- And more.
A forensic accountant can help your attorney dig into expense documents, tax returns, revenue and sales documents, financial strategies and forecasts, and more to help determine whether someone is hiding assets during a divorce.
Certified Public Accountants (CPAs)
Taxes often change significantly post-divorce. A CPA can help you understand how your financial status will be impacted by your divorce.
Additionally, a CPA will be able to provide you with expert financial advice on how you can maintain a good cash flow during and after your divorce. Working with a CPA may cost you some in the short-term, but long-term, it can be invaluable for helping you establish a strong financial base that enables you to thrive post-divorce.
CPAs can often spot financial inconsistencies, helping you get your books in order or provide information to a forensic accountant which could lead to important developments in your case.
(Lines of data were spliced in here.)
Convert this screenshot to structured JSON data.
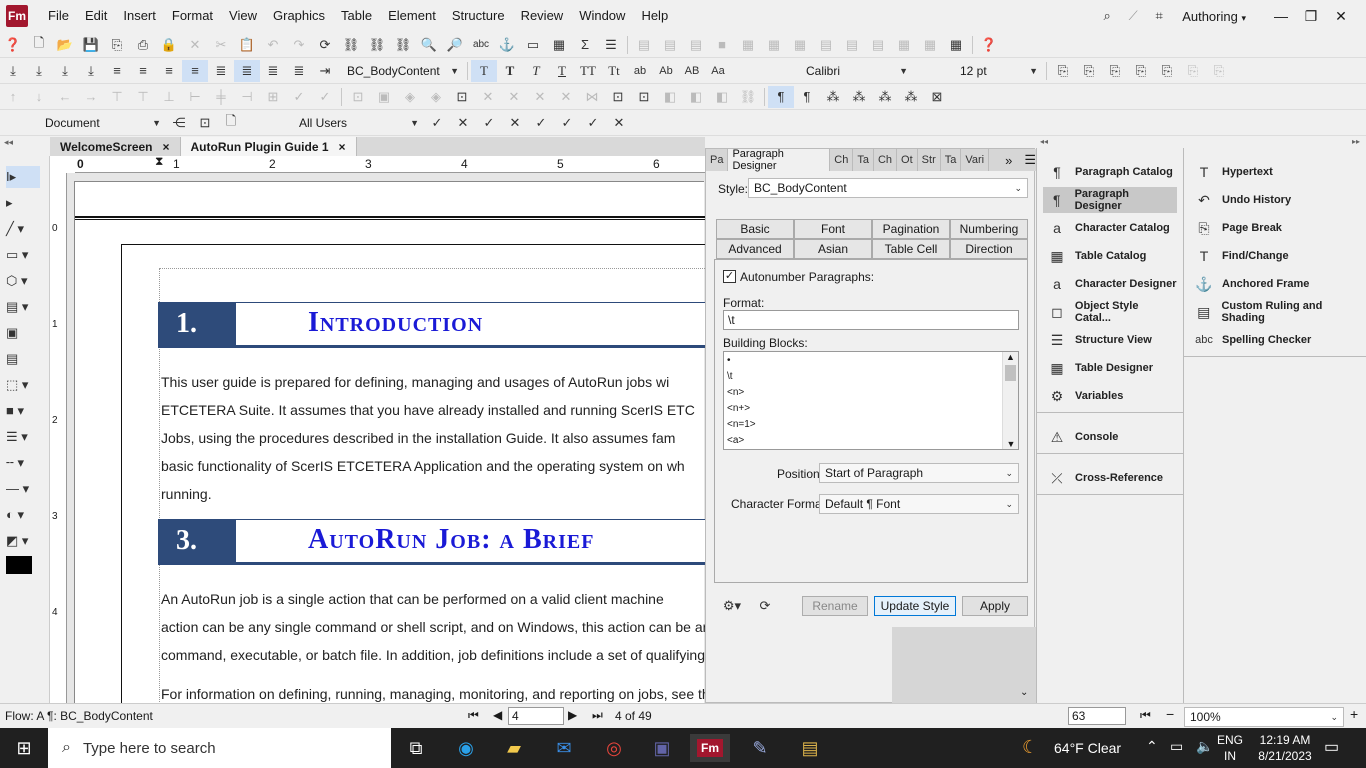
{
  "app": {
    "logo": "Fm",
    "workspace": "Authoring"
  },
  "menu": [
    "File",
    "Edit",
    "Insert",
    "Format",
    "View",
    "Graphics",
    "Table",
    "Element",
    "Structure",
    "Review",
    "Window",
    "Help"
  ],
  "format_toolbar": {
    "paragraph_style": "BC_BodyContent",
    "font": "Calibri",
    "size": "12 pt"
  },
  "track_toolbar": {
    "view": "Document",
    "users": "All Users"
  },
  "doc_tabs": [
    {
      "label": "WelcomeScreen",
      "close": "×"
    },
    {
      "label": "AutoRun Plugin Guide 1",
      "close": "×"
    }
  ],
  "ruler": {
    "h": [
      "0",
      "1",
      "2",
      "3",
      "4",
      "5",
      "6"
    ],
    "v": [
      "0",
      "1",
      "2",
      "3",
      "4"
    ]
  },
  "document": {
    "h1": {
      "num": "1.",
      "title": "Introduction"
    },
    "p1": [
      "This user guide is prepared for defining, managing and usages of AutoRun jobs wi",
      "ETCETERA Suite. It assumes that you have already installed and running ScerIS ETC",
      "Jobs, using the procedures described in the installation Guide. It also assumes fam",
      "basic functionality of ScerIS ETCETERA Application and the operating system on wh",
      "running."
    ],
    "h3": {
      "num": "3.",
      "title": "AutoRun Job: a Brief"
    },
    "p2": [
      "An AutoRun job is a single action that can be performed on a valid client machine",
      "action can be any single command or shell script, and on Windows, this action can be any single",
      "command, executable, or batch file. In addition, job definitions include a set of qualifying attributes."
    ],
    "p3": "For information on defining, running, managing, monitoring, and reporting on jobs, see the corre-"
  },
  "paragraph_designer": {
    "tabs": [
      "Pa",
      "Paragraph Designer",
      "Ch",
      "Ta",
      "Ch",
      "Ot",
      "Str",
      "Ta",
      "Vari"
    ],
    "more": "»",
    "style_label": "Style:",
    "style_value": "BC_BodyContent",
    "subtabs": [
      "Basic",
      "Font",
      "Pagination",
      "Numbering",
      "Advanced",
      "Asian",
      "Table Cell",
      "Direction"
    ],
    "autonumber_label": "Autonumber Paragraphs:",
    "autonumber_checked": true,
    "check_glyph": "✓",
    "format_label": "Format:",
    "format_value": "\\t",
    "building_blocks_label": "Building Blocks:",
    "building_blocks": [
      "•",
      "\\t",
      "<n>",
      "<n+>",
      "<n=1>",
      "<a>"
    ],
    "position_label": "Position:",
    "position_value": "Start of Paragraph",
    "char_format_label": "Character Format:",
    "char_format_value": "Default ¶ Font",
    "buttons": {
      "rename": "Rename",
      "update": "Update Style",
      "apply": "Apply"
    }
  },
  "right_panel_1": [
    {
      "label": "Paragraph Catalog",
      "icon": "¶"
    },
    {
      "label": "Paragraph Designer",
      "icon": "¶",
      "active": true
    },
    {
      "label": "Character Catalog",
      "icon": "a"
    },
    {
      "label": "Table Catalog",
      "icon": "▦"
    },
    {
      "label": "Character Designer",
      "icon": "a"
    },
    {
      "label": "Object Style Catal...",
      "icon": "◻"
    },
    {
      "label": "Structure View",
      "icon": "☰"
    },
    {
      "label": "Table Designer",
      "icon": "▦"
    },
    {
      "label": "Variables",
      "icon": "⚙"
    },
    {
      "label": "Console",
      "icon": "⚠"
    },
    {
      "label": "Cross-Reference",
      "icon": "⤫"
    }
  ],
  "right_panel_2": [
    {
      "label": "Hypertext",
      "icon": "T"
    },
    {
      "label": "Undo History",
      "icon": "↶"
    },
    {
      "label": "Page Break",
      "icon": "⎘"
    },
    {
      "label": "Find/Change",
      "icon": "T"
    },
    {
      "label": "Anchored Frame",
      "icon": "⚓"
    },
    {
      "label": "Custom Ruling and Shading",
      "icon": "▤"
    },
    {
      "label": "Spelling Checker",
      "icon": "abc"
    }
  ],
  "status": {
    "flow": "Flow: A  ¶: BC_BodyContent",
    "page_input": "4",
    "page_info": "4 of 49",
    "zoom_field": "63",
    "zoom": "100%"
  },
  "taskbar": {
    "search_placeholder": "Type here to search",
    "weather": "64°F  Clear",
    "lang1": "ENG",
    "lang2": "IN",
    "time": "12:19 AM",
    "date": "8/21/2023"
  }
}
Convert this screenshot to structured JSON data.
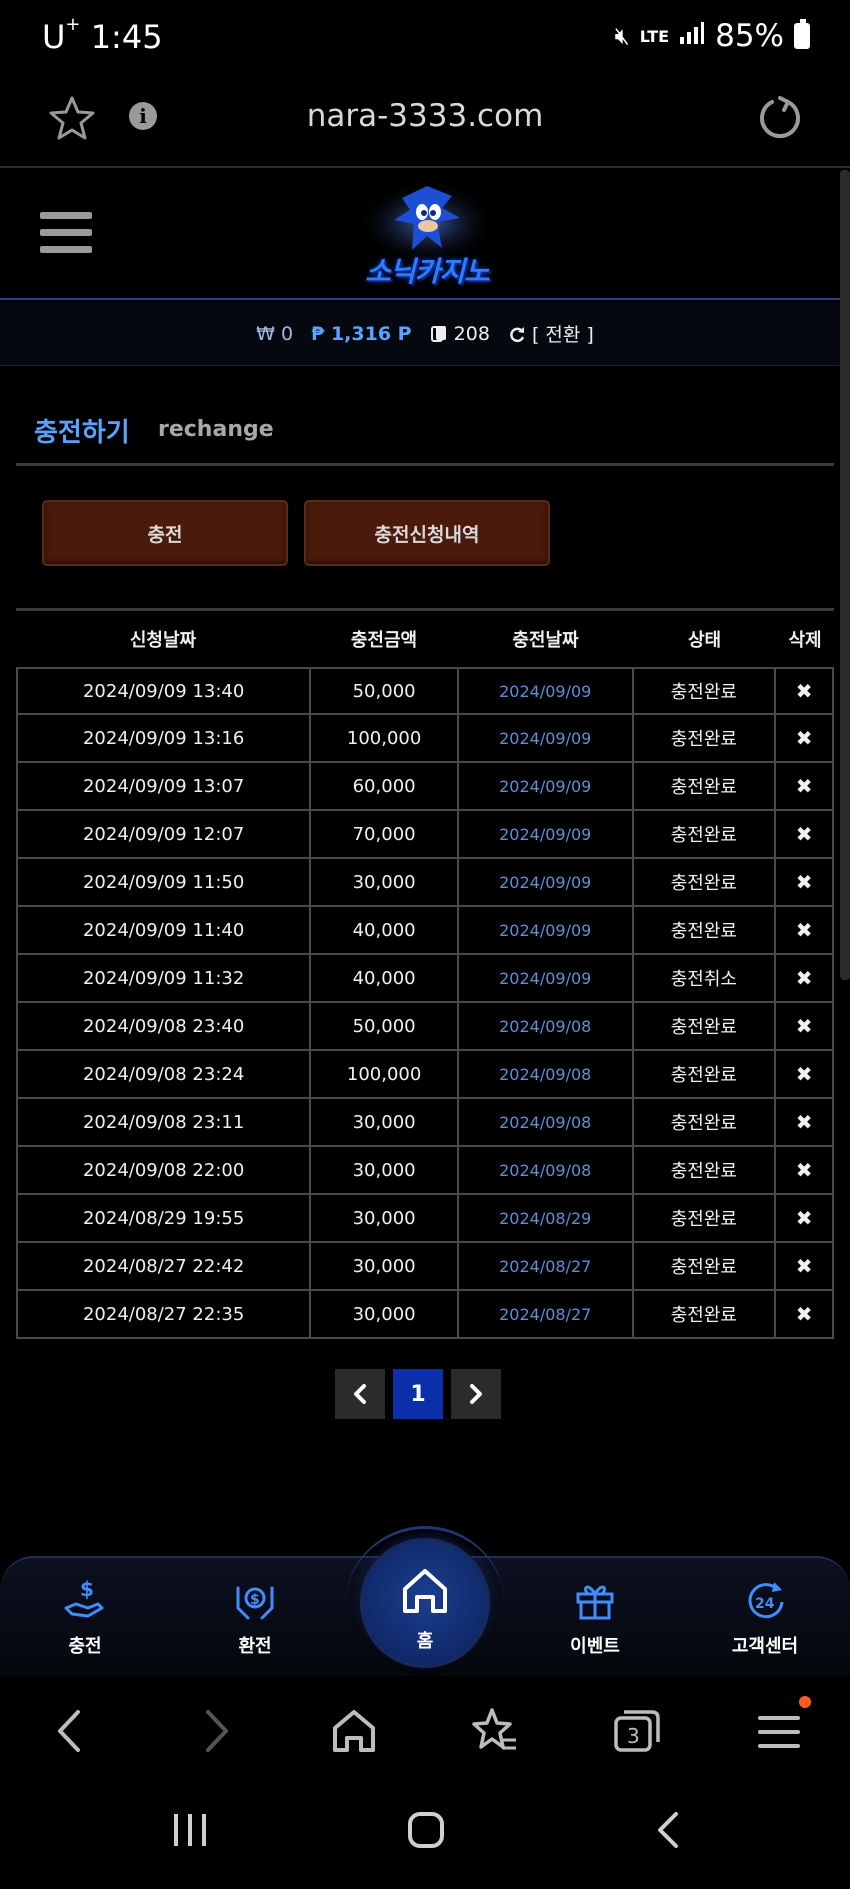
{
  "status_bar": {
    "carrier": "U",
    "carrier_sup": "+",
    "time": "1:45",
    "network": "LTE",
    "battery": "85%"
  },
  "browser": {
    "url": "nara-3333.com"
  },
  "site": {
    "logo_text": "소닉카지노"
  },
  "balance": {
    "won_symbol": "₩",
    "won": "0",
    "point_symbol": "₱",
    "point": "1,316 P",
    "chip": "208",
    "switch_label": "[ 전환 ]"
  },
  "page": {
    "title": "충전하기",
    "subtitle": "rechange"
  },
  "tabs": [
    {
      "label": "충전"
    },
    {
      "label": "충전신청내역"
    }
  ],
  "table": {
    "headers": [
      "신청날짜",
      "충전금액",
      "충전날짜",
      "상태",
      "삭제"
    ],
    "rows": [
      {
        "requested": "2024/09/09 13:40",
        "amount": "50,000",
        "date": "2024/09/09",
        "status": "충전완료",
        "delete": "✖"
      },
      {
        "requested": "2024/09/09 13:16",
        "amount": "100,000",
        "date": "2024/09/09",
        "status": "충전완료",
        "delete": "✖"
      },
      {
        "requested": "2024/09/09 13:07",
        "amount": "60,000",
        "date": "2024/09/09",
        "status": "충전완료",
        "delete": "✖"
      },
      {
        "requested": "2024/09/09 12:07",
        "amount": "70,000",
        "date": "2024/09/09",
        "status": "충전완료",
        "delete": "✖"
      },
      {
        "requested": "2024/09/09 11:50",
        "amount": "30,000",
        "date": "2024/09/09",
        "status": "충전완료",
        "delete": "✖"
      },
      {
        "requested": "2024/09/09 11:40",
        "amount": "40,000",
        "date": "2024/09/09",
        "status": "충전완료",
        "delete": "✖"
      },
      {
        "requested": "2024/09/09 11:32",
        "amount": "40,000",
        "date": "2024/09/09",
        "status": "충전취소",
        "delete": "✖"
      },
      {
        "requested": "2024/09/08 23:40",
        "amount": "50,000",
        "date": "2024/09/08",
        "status": "충전완료",
        "delete": "✖"
      },
      {
        "requested": "2024/09/08 23:24",
        "amount": "100,000",
        "date": "2024/09/08",
        "status": "충전완료",
        "delete": "✖"
      },
      {
        "requested": "2024/09/08 23:11",
        "amount": "30,000",
        "date": "2024/09/08",
        "status": "충전완료",
        "delete": "✖"
      },
      {
        "requested": "2024/09/08 22:00",
        "amount": "30,000",
        "date": "2024/09/08",
        "status": "충전완료",
        "delete": "✖"
      },
      {
        "requested": "2024/08/29 19:55",
        "amount": "30,000",
        "date": "2024/08/29",
        "status": "충전완료",
        "delete": "✖"
      },
      {
        "requested": "2024/08/27 22:42",
        "amount": "30,000",
        "date": "2024/08/27",
        "status": "충전완료",
        "delete": "✖"
      },
      {
        "requested": "2024/08/27 22:35",
        "amount": "30,000",
        "date": "2024/08/27",
        "status": "충전완료",
        "delete": "✖"
      }
    ]
  },
  "pagination": {
    "prev": "‹",
    "current": "1",
    "next": "›"
  },
  "bottom_nav": {
    "items": [
      {
        "label": "충전",
        "icon": "deposit-icon"
      },
      {
        "label": "환전",
        "icon": "exchange-icon"
      },
      {
        "label": "홈",
        "icon": "home-icon"
      },
      {
        "label": "이벤트",
        "icon": "gift-icon"
      },
      {
        "label": "고객센터",
        "icon": "support-24-icon"
      }
    ]
  },
  "colors": {
    "accent_blue": "#5aa2ff",
    "tab_button": "#4a1a0c",
    "active_page": "#0a2fa8",
    "date_text": "#5d8fd8"
  }
}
If you or your spouse own a business and business income or the enterprise itself is considered a marital asset, you'll want a business appraiser on hand.
To determine how business income or businesses are distributed during a divorce, the parties must reach an agreement on how much the business is worth. A business appraiser will streamline that process, helping you effectively identify the value of your business using financial evidence that can't be easily disputed by the other party.
At O'Neil Wysocki, P.C., we help clients navigate complex divorce cases. To schedule a consultation with our team, contact us online or via phone at (972) 852-8000. Stay tuned for part two of this blog series, which discusses expert witnesses for custody cases!